What I liked:

  • The story is believable. The characters aren’t too “embellished” as they often tend to be in fiction.
  • The plot is racy and manages to retain interest at almost every step.
  • The author invests enough time and effort in fleshing out her main characters and telling the reader why they are the way they are. A mark of a well fleshed-out character is that you feel as though you “know” the person, and Mia’s character definitely comes across that way.
  • The back story. I especially liked this bit, the history of Mia. For any character’s story to have a good foundation, his or her back story needs to have substance. I will not say any more than that!

What I didn’t like:

  • The editing could’ve been tighter.
  • Some things in the novel (to me) appear irrelevant, such as the fact that Mia is writing another novel. This would make sense only to those who’ve read the book and unfortunately I can’t explain more without giving away valuable matter.
  • The dialogue between Mia and Damien (a police officer she’s working with to solve the case) feels a little stilted at times.

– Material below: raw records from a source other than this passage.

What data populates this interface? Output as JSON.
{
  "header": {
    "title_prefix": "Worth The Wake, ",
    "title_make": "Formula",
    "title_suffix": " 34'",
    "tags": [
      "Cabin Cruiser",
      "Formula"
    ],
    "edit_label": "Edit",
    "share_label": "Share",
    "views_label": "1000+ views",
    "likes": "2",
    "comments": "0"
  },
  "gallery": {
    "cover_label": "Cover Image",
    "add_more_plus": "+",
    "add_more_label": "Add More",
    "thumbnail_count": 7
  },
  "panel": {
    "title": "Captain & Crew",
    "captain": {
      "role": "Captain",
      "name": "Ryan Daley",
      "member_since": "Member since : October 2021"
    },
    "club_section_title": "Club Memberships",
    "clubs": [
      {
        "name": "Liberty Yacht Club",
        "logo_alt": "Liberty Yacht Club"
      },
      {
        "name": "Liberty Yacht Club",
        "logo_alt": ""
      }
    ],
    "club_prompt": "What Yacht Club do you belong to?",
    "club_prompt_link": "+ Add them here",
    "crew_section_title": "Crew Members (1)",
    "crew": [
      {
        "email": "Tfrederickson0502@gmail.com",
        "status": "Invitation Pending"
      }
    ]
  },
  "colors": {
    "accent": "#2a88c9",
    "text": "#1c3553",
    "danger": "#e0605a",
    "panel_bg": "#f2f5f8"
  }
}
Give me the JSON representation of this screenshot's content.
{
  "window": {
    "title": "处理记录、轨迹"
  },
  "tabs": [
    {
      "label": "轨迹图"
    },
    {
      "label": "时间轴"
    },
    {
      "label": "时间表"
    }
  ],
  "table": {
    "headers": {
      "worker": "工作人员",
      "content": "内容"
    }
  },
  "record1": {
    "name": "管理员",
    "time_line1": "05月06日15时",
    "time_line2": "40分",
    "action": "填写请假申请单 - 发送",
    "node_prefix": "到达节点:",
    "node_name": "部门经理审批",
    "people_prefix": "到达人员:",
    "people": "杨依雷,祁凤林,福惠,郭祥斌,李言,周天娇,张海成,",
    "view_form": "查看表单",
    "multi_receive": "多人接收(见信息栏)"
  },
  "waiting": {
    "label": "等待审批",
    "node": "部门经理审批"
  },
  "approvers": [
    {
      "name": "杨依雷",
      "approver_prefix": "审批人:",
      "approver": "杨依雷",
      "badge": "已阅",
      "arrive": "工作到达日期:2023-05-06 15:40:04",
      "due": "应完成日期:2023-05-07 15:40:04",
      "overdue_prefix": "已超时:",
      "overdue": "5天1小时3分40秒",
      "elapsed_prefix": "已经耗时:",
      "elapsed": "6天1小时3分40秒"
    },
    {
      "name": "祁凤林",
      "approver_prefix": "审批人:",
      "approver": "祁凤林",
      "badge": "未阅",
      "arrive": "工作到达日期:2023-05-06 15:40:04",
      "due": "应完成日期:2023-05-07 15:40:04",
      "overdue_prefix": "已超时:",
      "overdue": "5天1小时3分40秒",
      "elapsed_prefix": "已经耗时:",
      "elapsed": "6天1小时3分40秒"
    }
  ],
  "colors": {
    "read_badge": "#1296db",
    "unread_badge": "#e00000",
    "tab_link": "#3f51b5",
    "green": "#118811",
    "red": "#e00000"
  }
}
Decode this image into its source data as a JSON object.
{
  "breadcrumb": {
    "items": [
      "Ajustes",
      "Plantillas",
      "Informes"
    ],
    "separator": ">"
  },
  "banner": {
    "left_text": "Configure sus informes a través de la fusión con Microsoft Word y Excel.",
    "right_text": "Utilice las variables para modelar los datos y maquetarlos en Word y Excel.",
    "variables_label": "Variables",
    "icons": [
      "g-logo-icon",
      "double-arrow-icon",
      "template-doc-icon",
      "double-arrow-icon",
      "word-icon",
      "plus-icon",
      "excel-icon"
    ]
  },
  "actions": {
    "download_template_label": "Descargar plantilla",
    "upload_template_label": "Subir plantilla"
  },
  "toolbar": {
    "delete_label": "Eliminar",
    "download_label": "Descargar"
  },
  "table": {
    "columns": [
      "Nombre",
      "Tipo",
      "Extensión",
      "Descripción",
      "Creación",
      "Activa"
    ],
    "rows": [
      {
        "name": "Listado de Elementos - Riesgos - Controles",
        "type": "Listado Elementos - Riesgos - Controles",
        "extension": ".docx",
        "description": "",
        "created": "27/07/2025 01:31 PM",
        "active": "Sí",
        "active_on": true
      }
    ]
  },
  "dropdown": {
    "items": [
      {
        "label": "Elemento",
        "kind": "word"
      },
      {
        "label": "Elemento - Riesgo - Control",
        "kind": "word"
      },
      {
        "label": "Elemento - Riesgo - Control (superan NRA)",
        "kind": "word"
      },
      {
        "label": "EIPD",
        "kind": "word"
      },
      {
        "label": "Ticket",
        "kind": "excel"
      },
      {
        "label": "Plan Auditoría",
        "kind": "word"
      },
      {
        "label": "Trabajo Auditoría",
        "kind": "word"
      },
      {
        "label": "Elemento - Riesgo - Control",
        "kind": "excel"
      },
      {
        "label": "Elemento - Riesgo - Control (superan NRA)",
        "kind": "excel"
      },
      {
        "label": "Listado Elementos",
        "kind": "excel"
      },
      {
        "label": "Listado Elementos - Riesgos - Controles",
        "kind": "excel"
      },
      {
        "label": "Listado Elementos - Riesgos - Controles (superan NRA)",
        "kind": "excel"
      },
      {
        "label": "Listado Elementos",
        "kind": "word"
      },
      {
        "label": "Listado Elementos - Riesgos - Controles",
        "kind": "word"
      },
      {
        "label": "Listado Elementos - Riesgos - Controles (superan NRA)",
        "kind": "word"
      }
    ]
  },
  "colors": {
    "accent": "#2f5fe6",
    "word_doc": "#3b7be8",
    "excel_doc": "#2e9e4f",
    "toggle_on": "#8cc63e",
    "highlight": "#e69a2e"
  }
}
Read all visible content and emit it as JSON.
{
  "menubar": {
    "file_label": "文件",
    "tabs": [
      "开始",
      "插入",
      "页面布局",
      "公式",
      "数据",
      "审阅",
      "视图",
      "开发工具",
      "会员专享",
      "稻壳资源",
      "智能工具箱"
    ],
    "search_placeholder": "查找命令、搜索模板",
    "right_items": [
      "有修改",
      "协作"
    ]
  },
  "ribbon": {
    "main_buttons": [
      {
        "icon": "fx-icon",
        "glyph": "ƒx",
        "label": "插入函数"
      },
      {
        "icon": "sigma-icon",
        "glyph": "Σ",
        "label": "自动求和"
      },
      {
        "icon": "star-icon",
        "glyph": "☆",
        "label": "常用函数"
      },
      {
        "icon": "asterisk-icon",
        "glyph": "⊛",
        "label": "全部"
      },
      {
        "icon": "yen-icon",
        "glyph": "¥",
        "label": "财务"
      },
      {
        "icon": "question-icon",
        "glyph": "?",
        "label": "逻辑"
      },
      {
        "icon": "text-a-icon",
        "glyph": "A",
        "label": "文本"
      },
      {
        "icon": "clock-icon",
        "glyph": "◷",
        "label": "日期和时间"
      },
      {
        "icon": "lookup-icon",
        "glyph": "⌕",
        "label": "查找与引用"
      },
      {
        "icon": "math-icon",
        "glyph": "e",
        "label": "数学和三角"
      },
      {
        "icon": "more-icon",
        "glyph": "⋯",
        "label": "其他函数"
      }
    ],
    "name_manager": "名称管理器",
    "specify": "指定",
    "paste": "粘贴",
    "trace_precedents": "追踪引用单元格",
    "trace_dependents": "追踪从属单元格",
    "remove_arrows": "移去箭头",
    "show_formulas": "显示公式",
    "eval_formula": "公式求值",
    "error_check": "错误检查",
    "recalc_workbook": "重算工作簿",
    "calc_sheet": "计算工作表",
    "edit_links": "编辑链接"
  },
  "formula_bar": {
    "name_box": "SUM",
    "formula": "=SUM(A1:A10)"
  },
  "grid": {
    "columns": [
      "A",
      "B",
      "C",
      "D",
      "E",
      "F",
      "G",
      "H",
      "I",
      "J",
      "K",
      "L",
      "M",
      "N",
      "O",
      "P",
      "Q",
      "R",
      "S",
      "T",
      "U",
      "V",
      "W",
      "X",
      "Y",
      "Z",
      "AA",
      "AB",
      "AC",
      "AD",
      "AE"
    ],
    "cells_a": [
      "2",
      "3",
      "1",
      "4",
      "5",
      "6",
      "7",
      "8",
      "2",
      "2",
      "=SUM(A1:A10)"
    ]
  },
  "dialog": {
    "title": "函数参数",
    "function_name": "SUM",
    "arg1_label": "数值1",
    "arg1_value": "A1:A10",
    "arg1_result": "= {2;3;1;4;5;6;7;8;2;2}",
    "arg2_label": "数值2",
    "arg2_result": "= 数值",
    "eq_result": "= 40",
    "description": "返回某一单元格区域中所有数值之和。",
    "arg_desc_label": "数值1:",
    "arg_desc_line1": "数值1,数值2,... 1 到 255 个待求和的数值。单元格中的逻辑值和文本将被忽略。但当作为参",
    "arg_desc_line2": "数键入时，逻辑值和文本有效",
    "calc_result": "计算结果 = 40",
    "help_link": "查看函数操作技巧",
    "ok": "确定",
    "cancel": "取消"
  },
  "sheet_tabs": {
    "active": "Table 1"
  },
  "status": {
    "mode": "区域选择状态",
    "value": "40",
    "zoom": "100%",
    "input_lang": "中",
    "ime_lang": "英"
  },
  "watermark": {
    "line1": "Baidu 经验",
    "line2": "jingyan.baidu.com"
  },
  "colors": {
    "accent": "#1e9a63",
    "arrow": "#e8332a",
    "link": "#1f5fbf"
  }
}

In a nutshell, The Alphabet Killer is worth a read. I’d recommend it for the storytelling skill more than anything else.

Title: The Alphabet Killer
Author: Prachi Sharma
Publisher: Half Baked Beans
Price: Rs. 199
Get it here.

Closed Casket

When a rich, eccentric authoress Lady Athelinda Playford, names her dying secretary Joseph Scotcher as the new heir, pandemonium erupts. The same night, Scotcher is bludgeoned to death and who should be invited to solve the murder but the inimitable closedcasketHercule Poirot? In Closed Casket by Sophie Hannah, Agatha Christie’s beloved sleuth is assisted by Scotland Yard detective Edward Catchpool to single out the murderer from a pool of suspects, each of whom has motive and is equally suspicious.

What I liked:

  • It’s no mean feat to step into Christie’s shoes a second time, but Hannah does it with ease, as far as the plot goes. The characters are fleshed out with painstaking detail and she does a tremendous job of evoking the reader’s reaction towards each of them — whether it’s disgust for the Athie’s daughter Claudia, disdain for the son, Harry or pity for poor old Scotcher.
  • Despite the graveness of it all, Poirot’s humour, peppered here and there, keeps one entertained.

What I didn’t like:

  • In spite of piquing the reader’s curiosity to find out the murderer, the motive of the culprit leaves one feeling a bit ho-hum, even though the act itself is quite brilliant.

Is it face-paced? Yes. Intriguing? Definitely. Does it leave you sated? Not really. If you’re reading this for Poirot, it’ll most probably leave you wanting for a little more of the delightful, self-deprecating, trademark Poirot wit. Still, the acclaim Hannah’s received for this book is much-deserved.

Title: Closed Casket: A New Hercule Poirot Mystery
Author: Sophie Hannah
Publisher: Harper Collins
Price:  INR 200.00